Segment Open
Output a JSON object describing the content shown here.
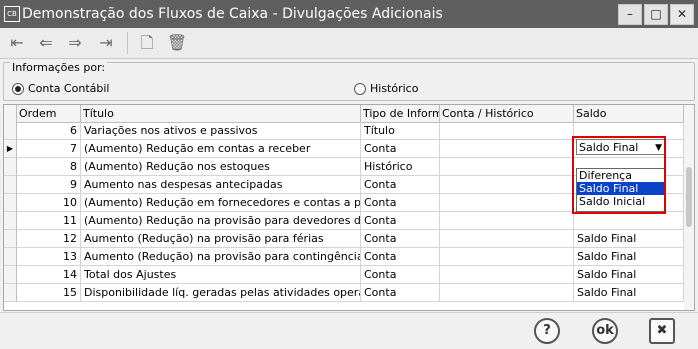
{
  "window": {
    "app_icon": "CB",
    "title": "Demonstração dos Fluxos de Caixa - Divulgações Adicionais",
    "controls": {
      "minimize": "–",
      "maximize": "□",
      "close": "✕"
    }
  },
  "toolbar": {
    "first_icon": "⇤",
    "prev_icon": "⇐",
    "next_icon": "⇒",
    "last_icon": "⇥",
    "new_icon": "🗋",
    "delete_icon": "🗑"
  },
  "info_group": {
    "legend": "Informações por:",
    "options": [
      {
        "label": "Conta Contábil",
        "selected": true
      },
      {
        "label": "Histórico",
        "selected": false
      }
    ]
  },
  "grid": {
    "columns": [
      "Ordem",
      "Título",
      "Tipo de Informa",
      "Conta / Histórico",
      "Saldo"
    ],
    "rows": [
      {
        "ordem": "6",
        "titulo": "Variações nos ativos e passivos",
        "tipo": "Título",
        "conta": "",
        "saldo": ""
      },
      {
        "ordem": "7",
        "titulo": "(Aumento) Redução em contas a receber",
        "tipo": "Conta",
        "conta": "",
        "saldo": "Saldo Final",
        "current": true
      },
      {
        "ordem": "8",
        "titulo": "(Aumento) Redução nos estoques",
        "tipo": "Histórico",
        "conta": "",
        "saldo": ""
      },
      {
        "ordem": "9",
        "titulo": "Aumento nas despesas antecipadas",
        "tipo": "Conta",
        "conta": "",
        "saldo": ""
      },
      {
        "ordem": "10",
        "titulo": "(Aumento) Redução em fornecedores e contas a pagar",
        "tipo": "Conta",
        "conta": "",
        "saldo": ""
      },
      {
        "ordem": "11",
        "titulo": "(Aumento) Redução na provisão para devedores duvidosos",
        "tipo": "Conta",
        "conta": "",
        "saldo": ""
      },
      {
        "ordem": "12",
        "titulo": "Aumento (Redução) na provisão para férias",
        "tipo": "Conta",
        "conta": "",
        "saldo": "Saldo Final"
      },
      {
        "ordem": "13",
        "titulo": "Aumento (Redução) na provisão para contingências",
        "tipo": "Conta",
        "conta": "",
        "saldo": "Saldo Final"
      },
      {
        "ordem": "14",
        "titulo": "Total dos Ajustes",
        "tipo": "Conta",
        "conta": "",
        "saldo": "Saldo Final"
      },
      {
        "ordem": "15",
        "titulo": "Disponibilidade líq. geradas pelas atividades operacionais",
        "tipo": "Conta",
        "conta": "",
        "saldo": "Saldo Final"
      }
    ]
  },
  "saldo_dropdown": {
    "selected": "Saldo Final",
    "options": [
      "Diferença",
      "Saldo Final",
      "Saldo Inicial"
    ],
    "highlighted": "Saldo Final"
  },
  "footer": {
    "help_icon": "?",
    "ok_label": "ok",
    "cancel_icon": "✖"
  },
  "colors": {
    "title_bar": "#5f5f5f",
    "selection": "#0a43c8",
    "highlight_box": "#e10000"
  }
}
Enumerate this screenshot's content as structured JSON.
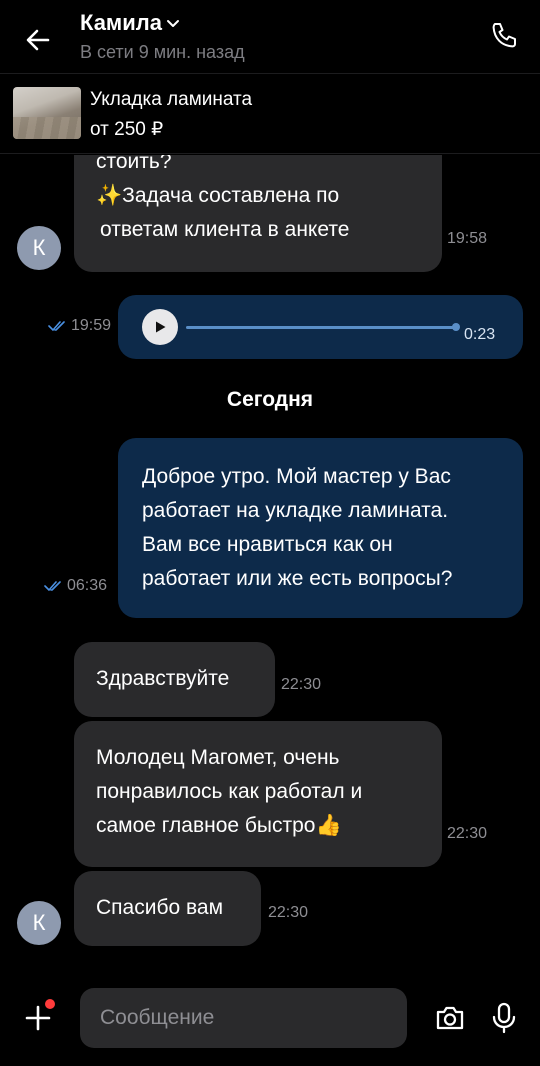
{
  "header": {
    "contact_name": "Камила",
    "status": "В сети 9 мин. назад"
  },
  "listing": {
    "title": "Укладка ламината",
    "price": "от 250 ₽"
  },
  "messages": [
    {
      "direction": "in",
      "lines": [
        "стоить?",
        "✨Задача составлена по",
        "ответам клиента в  анкете"
      ],
      "time": "19:58",
      "avatar": "К"
    },
    {
      "direction": "out",
      "type": "voice",
      "duration": "0:23",
      "time": "19:59",
      "read": true
    },
    {
      "direction": "out",
      "lines": [
        "Доброе утро. Мой мастер у Вас",
        "работает на укладке ламината.",
        "Вам все нравиться как он",
        "работает или же есть вопросы?"
      ],
      "time": "06:36",
      "read": true
    },
    {
      "direction": "in",
      "lines": [
        "Здравствуйте"
      ],
      "time": "22:30"
    },
    {
      "direction": "in",
      "lines": [
        "Молодец Магомет, очень",
        "понравилось как работал и",
        "самое главное быстро👍"
      ],
      "time": "22:30"
    },
    {
      "direction": "in",
      "lines": [
        "Спасибо вам"
      ],
      "time": "22:30",
      "avatar": "К"
    }
  ],
  "date_separator": "Сегодня",
  "input": {
    "placeholder": "Сообщение"
  },
  "colors": {
    "incoming_bubble": "#2a2a2c",
    "outgoing_bubble": "#0d2a4a",
    "read_check": "#4a90e2",
    "notification_dot": "#ff3b3b"
  },
  "icons": [
    "back-arrow-icon",
    "chevron-down-icon",
    "phone-icon",
    "play-icon",
    "double-check-icon",
    "plus-icon",
    "camera-icon",
    "microphone-icon"
  ]
}
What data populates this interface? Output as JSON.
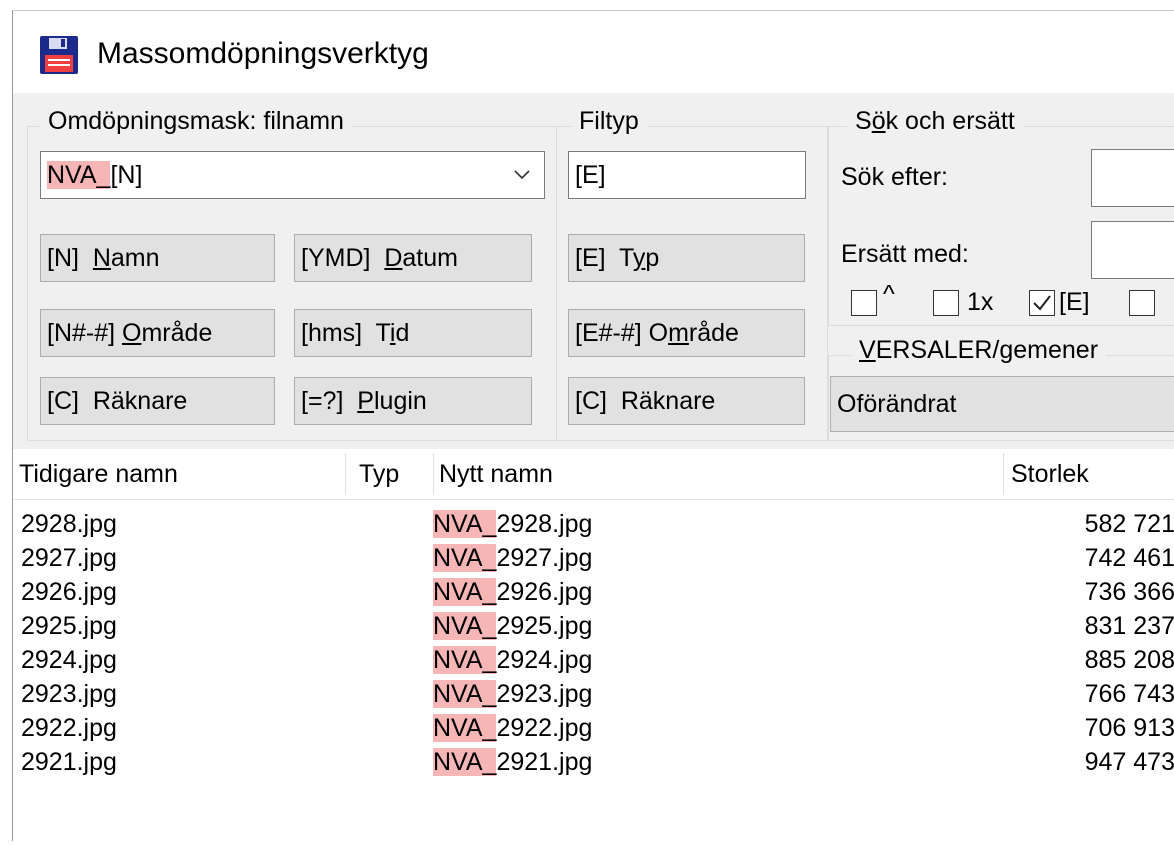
{
  "window": {
    "title": "Massomdöpningsverktyg",
    "icon": "floppy-disk-icon"
  },
  "mask_group": {
    "label": "Omdöpningsmask: filnamn",
    "value_highlight": "NVA_",
    "value_rest": "[N]",
    "buttons": {
      "name_prefix": "[N]  ",
      "name_underline": "N",
      "name_suffix": "amn",
      "date_prefix": "[YMD]  ",
      "date_underline": "D",
      "date_suffix": "atum",
      "range_prefix": "[N#-#] ",
      "range_underline": "O",
      "range_suffix": "mråde",
      "time_prefix": "[hms]  T",
      "time_underline": "i",
      "time_suffix": "d",
      "counter": "[C]  Räknare",
      "plugin_prefix": "[=?]  ",
      "plugin_underline": "P",
      "plugin_suffix": "lugin"
    }
  },
  "filetype_group": {
    "label": "Filtyp",
    "value": "[E]",
    "buttons": {
      "type_prefix": "[E]  T",
      "type_underline": "y",
      "type_suffix": "p",
      "range_prefix": "[E#-#] O",
      "range_underline": "m",
      "range_suffix": "råde",
      "counter": "[C]  Räknare"
    }
  },
  "search_group": {
    "label_prefix": "S",
    "label_underline": "ö",
    "label_suffix": "k och ersätt",
    "search_label": "Sök efter:",
    "replace_label": "Ersätt med:",
    "options": [
      {
        "label": "^",
        "checked": false
      },
      {
        "label": "1x",
        "checked": false
      },
      {
        "label": "[E]",
        "checked": true
      }
    ]
  },
  "case_group": {
    "label_underline": "V",
    "label_rest": "ERSALER/gemener",
    "value": "Oförändrat"
  },
  "list": {
    "columns": {
      "old": "Tidigare namn",
      "type": "Typ",
      "new": "Nytt namn",
      "size": "Storlek"
    },
    "rows": [
      {
        "old": "2928.jpg",
        "new_hl": "NVA_",
        "new_rest": "2928.jpg",
        "size": "582 721"
      },
      {
        "old": "2927.jpg",
        "new_hl": "NVA_",
        "new_rest": "2927.jpg",
        "size": "742 461"
      },
      {
        "old": "2926.jpg",
        "new_hl": "NVA_",
        "new_rest": "2926.jpg",
        "size": "736 366"
      },
      {
        "old": "2925.jpg",
        "new_hl": "NVA_",
        "new_rest": "2925.jpg",
        "size": "831 237"
      },
      {
        "old": "2924.jpg",
        "new_hl": "NVA_",
        "new_rest": "2924.jpg",
        "size": "885 208"
      },
      {
        "old": "2923.jpg",
        "new_hl": "NVA_",
        "new_rest": "2923.jpg",
        "size": "766 743"
      },
      {
        "old": "2922.jpg",
        "new_hl": "NVA_",
        "new_rest": "2922.jpg",
        "size": "706 913"
      },
      {
        "old": "2921.jpg",
        "new_hl": "NVA_",
        "new_rest": "2921.jpg",
        "size": "947 473"
      }
    ]
  },
  "colors": {
    "highlight": "#f6b6b6",
    "button_face": "#e1e1e1",
    "panel": "#f0f0f0"
  }
}
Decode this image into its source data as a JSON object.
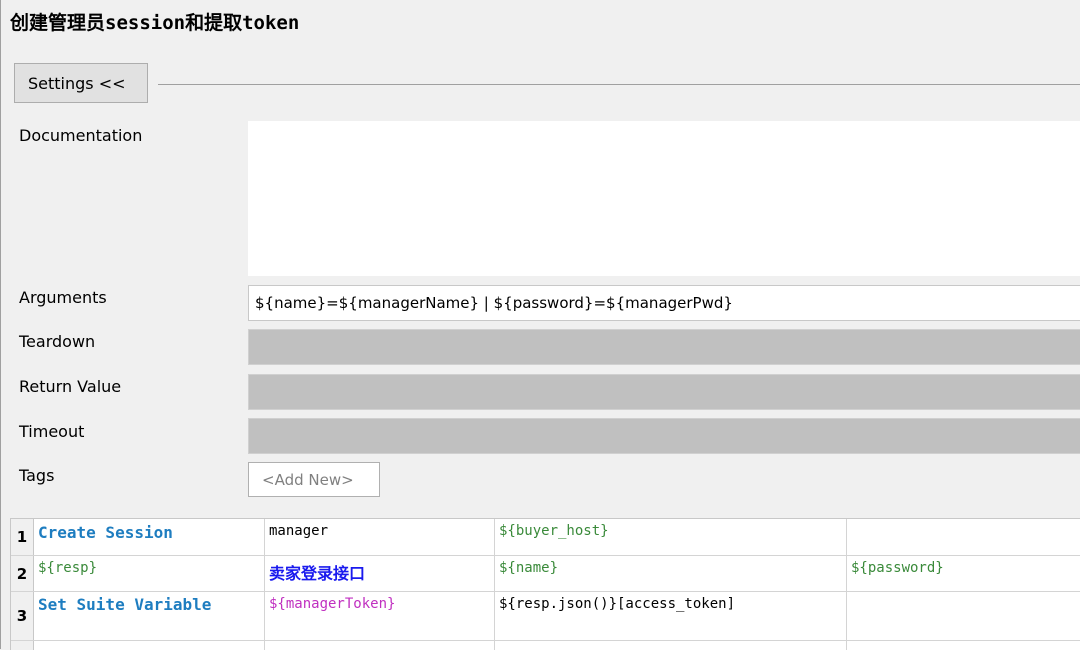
{
  "header": {
    "title": "创建管理员session和提取token"
  },
  "settings": {
    "toggle_label": "Settings <<"
  },
  "fields": {
    "documentation_label": "Documentation",
    "documentation_value": "",
    "arguments_label": "Arguments",
    "arguments_value": "${name}=${managerName} | ${password}=${managerPwd}",
    "teardown_label": "Teardown",
    "return_value_label": "Return Value",
    "timeout_label": "Timeout",
    "tags_label": "Tags",
    "tags_add_new": "<Add New>"
  },
  "grid": {
    "rows": [
      {
        "num": "1",
        "cells": [
          "Create Session",
          "manager",
          "${buyer_host}",
          ""
        ]
      },
      {
        "num": "2",
        "cells": [
          "${resp}",
          "卖家登录接口",
          "${name}",
          "${password}"
        ]
      },
      {
        "num": "3",
        "cells": [
          "Set Suite Variable",
          "${managerToken}",
          "${resp.json()}[access_token]",
          ""
        ]
      }
    ]
  }
}
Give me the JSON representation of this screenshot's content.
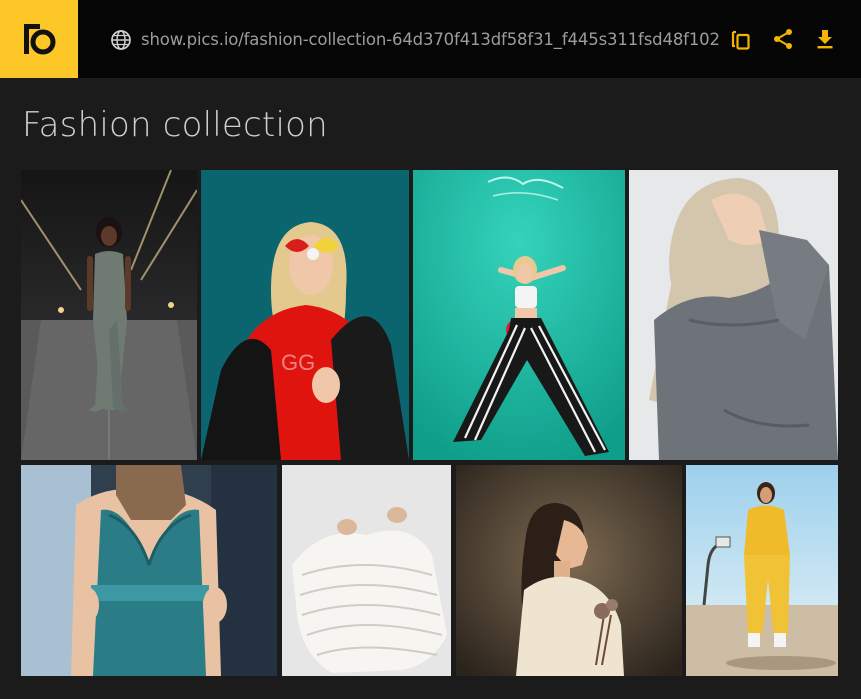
{
  "app": {
    "name": "Pics.io"
  },
  "icons": {
    "logo": "pics-io-logo-icon",
    "globe": "globe-icon",
    "copy": "copy-link-icon",
    "share": "share-icon",
    "download": "download-icon"
  },
  "colors": {
    "brand_yellow": "#fdc727",
    "topbar_bg": "#050505",
    "page_bg": "#1b1b1b",
    "icon_accent": "#f5b400",
    "title_text": "#cfcfcf",
    "url_text": "#9c9c9c"
  },
  "topbar": {
    "url": "show.pics.io/fashion-collection-64d370f413df58f31_f445s311fsd48f102"
  },
  "collection": {
    "title": "Fashion collection",
    "photos": [
      {
        "subject": "woman in grey jumpsuit on night street"
      },
      {
        "subject": "blonde woman with red sunglasses on teal background"
      },
      {
        "subject": "woman in striped pants posing against green neon wall"
      },
      {
        "subject": "blonde woman in grey shirt covering face"
      },
      {
        "subject": "woman in teal satin jumpsuit"
      },
      {
        "subject": "person in white knit sweater"
      },
      {
        "subject": "woman in profile holding dried flowers"
      },
      {
        "subject": "woman in yellow tracksuit on basketball court"
      }
    ]
  }
}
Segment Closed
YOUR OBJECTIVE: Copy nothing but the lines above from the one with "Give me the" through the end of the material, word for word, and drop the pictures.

WRITTEN RESPONSE:
Give me the JSON representation of this screenshot's content.
{
  "app": {
    "name": "Pics.io"
  },
  "icons": {
    "logo": "pics-io-logo-icon",
    "globe": "globe-icon",
    "copy": "copy-link-icon",
    "share": "share-icon",
    "download": "download-icon"
  },
  "colors": {
    "brand_yellow": "#fdc727",
    "topbar_bg": "#050505",
    "page_bg": "#1b1b1b",
    "icon_accent": "#f5b400",
    "title_text": "#cfcfcf",
    "url_text": "#9c9c9c"
  },
  "topbar": {
    "url": "show.pics.io/fashion-collection-64d370f413df58f31_f445s311fsd48f102"
  },
  "collection": {
    "title": "Fashion collection",
    "photos": [
      {
        "subject": "woman in grey jumpsuit on night street"
      },
      {
        "subject": "blonde woman with red sunglasses on teal background"
      },
      {
        "subject": "woman in striped pants posing against green neon wall"
      },
      {
        "subject": "blonde woman in grey shirt covering face"
      },
      {
        "subject": "woman in teal satin jumpsuit"
      },
      {
        "subject": "person in white knit sweater"
      },
      {
        "subject": "woman in profile holding dried flowers"
      },
      {
        "subject": "woman in yellow tracksuit on basketball court"
      }
    ]
  }
}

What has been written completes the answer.